WORK TO COMPLETE: Wherever a line of the records contains "name", copy that line.

TASK INPUTS:
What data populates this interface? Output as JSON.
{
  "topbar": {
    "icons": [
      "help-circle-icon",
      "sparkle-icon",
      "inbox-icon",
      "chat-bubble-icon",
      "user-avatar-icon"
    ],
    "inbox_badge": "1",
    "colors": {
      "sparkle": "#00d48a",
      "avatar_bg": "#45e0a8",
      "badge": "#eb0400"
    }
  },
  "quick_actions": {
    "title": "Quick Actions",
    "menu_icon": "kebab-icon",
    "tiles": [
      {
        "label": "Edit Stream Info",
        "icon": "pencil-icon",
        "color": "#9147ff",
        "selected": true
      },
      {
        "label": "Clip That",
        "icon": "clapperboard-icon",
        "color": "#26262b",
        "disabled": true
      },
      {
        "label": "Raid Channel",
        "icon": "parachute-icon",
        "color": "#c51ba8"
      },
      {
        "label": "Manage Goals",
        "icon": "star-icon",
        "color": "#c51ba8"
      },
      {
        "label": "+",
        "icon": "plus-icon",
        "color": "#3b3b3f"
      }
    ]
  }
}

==

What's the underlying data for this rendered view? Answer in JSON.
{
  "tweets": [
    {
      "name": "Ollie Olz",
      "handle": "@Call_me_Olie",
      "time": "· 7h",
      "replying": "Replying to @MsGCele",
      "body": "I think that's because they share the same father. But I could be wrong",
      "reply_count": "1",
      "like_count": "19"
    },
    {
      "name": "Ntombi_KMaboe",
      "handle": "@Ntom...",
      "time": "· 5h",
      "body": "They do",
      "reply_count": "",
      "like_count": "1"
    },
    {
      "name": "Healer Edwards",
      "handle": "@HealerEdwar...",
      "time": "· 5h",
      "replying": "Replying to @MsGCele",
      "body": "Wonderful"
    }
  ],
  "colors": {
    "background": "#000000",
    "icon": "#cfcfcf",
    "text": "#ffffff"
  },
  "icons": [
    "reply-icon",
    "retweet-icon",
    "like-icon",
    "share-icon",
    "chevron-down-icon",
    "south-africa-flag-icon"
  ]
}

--

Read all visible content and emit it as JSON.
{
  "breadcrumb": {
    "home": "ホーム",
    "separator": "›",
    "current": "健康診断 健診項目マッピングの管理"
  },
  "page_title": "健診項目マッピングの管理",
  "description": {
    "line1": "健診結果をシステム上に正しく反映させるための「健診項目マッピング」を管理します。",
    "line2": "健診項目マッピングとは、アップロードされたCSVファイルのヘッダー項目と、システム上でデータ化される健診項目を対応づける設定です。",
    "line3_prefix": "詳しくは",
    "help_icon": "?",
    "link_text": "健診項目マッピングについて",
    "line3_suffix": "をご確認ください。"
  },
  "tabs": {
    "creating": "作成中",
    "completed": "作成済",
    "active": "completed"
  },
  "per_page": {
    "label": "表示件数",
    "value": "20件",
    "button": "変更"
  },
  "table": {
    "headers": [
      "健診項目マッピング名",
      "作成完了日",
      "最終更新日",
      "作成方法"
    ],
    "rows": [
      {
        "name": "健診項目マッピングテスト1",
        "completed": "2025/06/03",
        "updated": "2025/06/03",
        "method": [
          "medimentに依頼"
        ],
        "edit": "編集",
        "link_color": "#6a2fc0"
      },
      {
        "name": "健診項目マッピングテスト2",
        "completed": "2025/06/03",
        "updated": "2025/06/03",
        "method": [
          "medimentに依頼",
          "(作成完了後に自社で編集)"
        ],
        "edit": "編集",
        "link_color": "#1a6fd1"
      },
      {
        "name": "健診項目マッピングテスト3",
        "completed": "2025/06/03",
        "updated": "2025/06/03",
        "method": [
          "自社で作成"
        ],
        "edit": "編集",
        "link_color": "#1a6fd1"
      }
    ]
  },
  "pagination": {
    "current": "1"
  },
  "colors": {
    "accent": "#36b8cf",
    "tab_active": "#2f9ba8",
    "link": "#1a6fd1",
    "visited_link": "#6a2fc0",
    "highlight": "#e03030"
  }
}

EXERCISE RESPONSE:
      "name": "Ollie Olz",
      "name": "Ntombi_KMaboe",
      "name": "Healer Edwards",
        "name": "健診項目マッピングテスト1",
        "name": "健診項目マッピングテスト2",
        "name": "健診項目マッピングテスト3",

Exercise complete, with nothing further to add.